Every line below that holds the string "subtitle" should be copied out.

Items from an interface collection:
• • • • •

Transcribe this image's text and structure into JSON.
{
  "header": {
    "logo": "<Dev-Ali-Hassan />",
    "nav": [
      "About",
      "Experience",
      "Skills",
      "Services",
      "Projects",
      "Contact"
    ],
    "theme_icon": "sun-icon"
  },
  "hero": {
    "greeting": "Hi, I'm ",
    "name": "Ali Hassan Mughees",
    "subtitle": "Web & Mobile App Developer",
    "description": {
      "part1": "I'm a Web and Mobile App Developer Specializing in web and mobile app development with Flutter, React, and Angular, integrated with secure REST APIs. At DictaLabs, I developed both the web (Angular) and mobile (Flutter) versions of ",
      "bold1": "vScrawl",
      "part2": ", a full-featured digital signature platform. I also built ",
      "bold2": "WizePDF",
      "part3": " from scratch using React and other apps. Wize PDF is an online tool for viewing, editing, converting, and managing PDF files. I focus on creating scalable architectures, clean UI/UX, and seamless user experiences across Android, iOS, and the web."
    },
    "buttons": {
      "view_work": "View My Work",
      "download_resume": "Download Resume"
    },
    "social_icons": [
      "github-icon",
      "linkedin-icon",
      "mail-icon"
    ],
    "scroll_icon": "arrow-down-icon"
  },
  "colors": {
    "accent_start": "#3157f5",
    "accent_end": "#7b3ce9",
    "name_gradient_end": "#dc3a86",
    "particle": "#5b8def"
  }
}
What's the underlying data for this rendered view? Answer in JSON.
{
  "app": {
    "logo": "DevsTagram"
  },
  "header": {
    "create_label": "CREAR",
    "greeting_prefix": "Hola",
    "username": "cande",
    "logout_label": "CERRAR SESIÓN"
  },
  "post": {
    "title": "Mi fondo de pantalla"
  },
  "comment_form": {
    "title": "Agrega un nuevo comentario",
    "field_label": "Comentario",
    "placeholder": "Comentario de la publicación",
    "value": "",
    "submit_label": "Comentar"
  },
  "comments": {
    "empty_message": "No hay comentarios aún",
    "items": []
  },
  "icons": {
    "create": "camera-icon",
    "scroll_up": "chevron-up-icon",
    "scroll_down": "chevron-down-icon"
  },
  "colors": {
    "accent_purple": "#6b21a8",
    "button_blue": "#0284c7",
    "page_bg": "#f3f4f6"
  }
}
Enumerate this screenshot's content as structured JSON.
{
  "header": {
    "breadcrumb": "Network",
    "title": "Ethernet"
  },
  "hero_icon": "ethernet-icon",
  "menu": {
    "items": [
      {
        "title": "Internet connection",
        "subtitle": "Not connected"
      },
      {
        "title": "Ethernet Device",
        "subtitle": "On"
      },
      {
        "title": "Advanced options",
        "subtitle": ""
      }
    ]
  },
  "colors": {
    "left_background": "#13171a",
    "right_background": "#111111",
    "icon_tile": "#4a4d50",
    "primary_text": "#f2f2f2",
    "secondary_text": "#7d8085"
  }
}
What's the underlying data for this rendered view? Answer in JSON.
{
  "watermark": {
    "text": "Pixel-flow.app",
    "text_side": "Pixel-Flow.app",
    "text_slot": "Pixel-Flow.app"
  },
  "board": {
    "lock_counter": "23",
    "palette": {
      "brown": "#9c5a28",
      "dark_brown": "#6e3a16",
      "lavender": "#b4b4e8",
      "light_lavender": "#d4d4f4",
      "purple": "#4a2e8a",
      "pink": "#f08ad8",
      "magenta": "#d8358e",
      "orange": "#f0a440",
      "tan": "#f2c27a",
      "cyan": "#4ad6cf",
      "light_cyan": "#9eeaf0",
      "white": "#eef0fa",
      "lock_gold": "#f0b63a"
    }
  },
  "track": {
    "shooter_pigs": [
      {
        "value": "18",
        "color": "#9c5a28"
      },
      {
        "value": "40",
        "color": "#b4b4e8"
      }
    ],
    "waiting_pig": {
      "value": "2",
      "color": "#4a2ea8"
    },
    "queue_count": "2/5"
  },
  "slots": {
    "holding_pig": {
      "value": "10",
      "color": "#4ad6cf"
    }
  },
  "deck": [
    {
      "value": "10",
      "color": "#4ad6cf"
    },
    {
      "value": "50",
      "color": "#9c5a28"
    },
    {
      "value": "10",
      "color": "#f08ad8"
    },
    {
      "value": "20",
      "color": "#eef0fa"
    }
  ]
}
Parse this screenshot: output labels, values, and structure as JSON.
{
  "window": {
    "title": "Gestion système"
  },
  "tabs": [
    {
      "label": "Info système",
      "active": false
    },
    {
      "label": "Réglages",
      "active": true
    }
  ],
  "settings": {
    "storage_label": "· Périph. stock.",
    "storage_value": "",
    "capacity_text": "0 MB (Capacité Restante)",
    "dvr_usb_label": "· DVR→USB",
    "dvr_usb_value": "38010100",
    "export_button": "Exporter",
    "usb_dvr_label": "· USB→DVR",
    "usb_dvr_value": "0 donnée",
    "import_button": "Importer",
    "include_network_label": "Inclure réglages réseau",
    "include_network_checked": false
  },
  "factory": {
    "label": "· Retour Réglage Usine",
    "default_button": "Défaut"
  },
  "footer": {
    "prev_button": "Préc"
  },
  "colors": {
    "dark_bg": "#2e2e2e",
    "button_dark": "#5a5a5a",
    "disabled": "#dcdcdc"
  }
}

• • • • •

### Exercise response:
    "subtitle": "Web & Mobile App Developer",
        "subtitle": "Not connected"
        "subtitle": "On"
        "subtitle": ""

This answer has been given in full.